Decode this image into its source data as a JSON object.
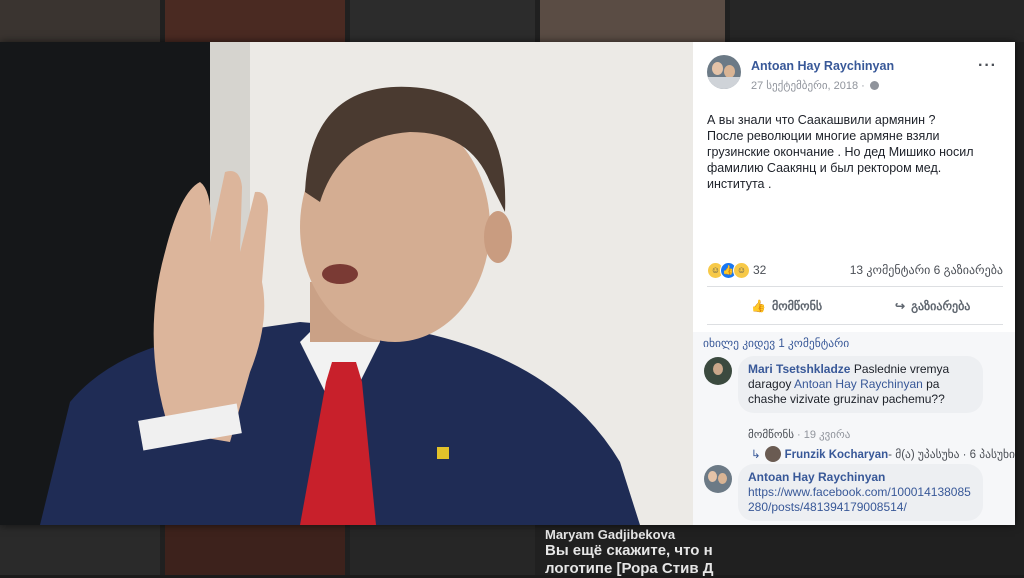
{
  "post": {
    "author": "Antoan Hay Raychinyan",
    "date": "27 სექტემბერი, 2018 ·",
    "more": "···",
    "text_lines": [
      "А вы знали что Саакашвили армянин ?",
      "После революции многие армяне взяли",
      "грузинские окончание . Но дед Мишико носил",
      "фамилию Саакянц и был ректором мед.",
      "института ."
    ],
    "reactions_count": "32",
    "comments_shares": "13 კომენტარი  6 გაზიარება",
    "like_label": "მომწონს",
    "share_label": "გაზიარება"
  },
  "comments": {
    "previous": "იხილე კიდევ 1 კომენტარი",
    "c1": {
      "name": "Mari Tsetshkladze",
      "text_before": " Paslednie vremya daragoy ",
      "mention": "Antoan Hay Raychinyan",
      "text_after": " pa chashe vizivate gruzinav pachemu??",
      "like": "მომწონს",
      "time": "19 კვირა"
    },
    "reply": {
      "name": "Frunzik Kocharyan",
      "text": "- მ(ა) უპასუხა · 6 პასუხი"
    },
    "c2": {
      "name": "Antoan Hay Raychinyan",
      "link": "https://www.facebook.com/100014138085280/posts/481394179008514/"
    }
  },
  "background": {
    "name": "Maryam Gadjibekova",
    "line1": "Вы ещё скажите, что н",
    "line2": "логотипе [Рора Стив Д"
  },
  "icons": {
    "like": "thumbs-up-icon",
    "share": "share-arrow-icon",
    "globe": "globe-icon",
    "reply": "reply-arrow-icon"
  }
}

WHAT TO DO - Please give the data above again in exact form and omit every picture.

WRITTEN RESPONSE -
Decode this image into its source data as a JSON object.
{
  "post": {
    "author": "Antoan Hay Raychinyan",
    "date": "27 სექტემბერი, 2018 ·",
    "more": "···",
    "text_lines": [
      "А вы знали что Саакашвили армянин ?",
      "После революции многие армяне взяли",
      "грузинские окончание . Но дед Мишико носил",
      "фамилию Саакянц и был ректором мед.",
      "института ."
    ],
    "reactions_count": "32",
    "comments_shares": "13 კომენტარი  6 გაზიარება",
    "like_label": "მომწონს",
    "share_label": "გაზიარება"
  },
  "comments": {
    "previous": "იხილე კიდევ 1 კომენტარი",
    "c1": {
      "name": "Mari Tsetshkladze",
      "text_before": " Paslednie vremya daragoy ",
      "mention": "Antoan Hay Raychinyan",
      "text_after": " pa chashe vizivate gruzinav pachemu??",
      "like": "მომწონს",
      "time": "19 კვირა"
    },
    "reply": {
      "name": "Frunzik Kocharyan",
      "text": "- მ(ა) უპასუხა · 6 პასუხი"
    },
    "c2": {
      "name": "Antoan Hay Raychinyan",
      "link": "https://www.facebook.com/100014138085280/posts/481394179008514/"
    }
  },
  "background": {
    "name": "Maryam Gadjibekova",
    "line1": "Вы ещё скажите, что н",
    "line2": "логотипе [Рора Стив Д"
  },
  "icons": {
    "like": "thumbs-up-icon",
    "share": "share-arrow-icon",
    "globe": "globe-icon",
    "reply": "reply-arrow-icon"
  }
}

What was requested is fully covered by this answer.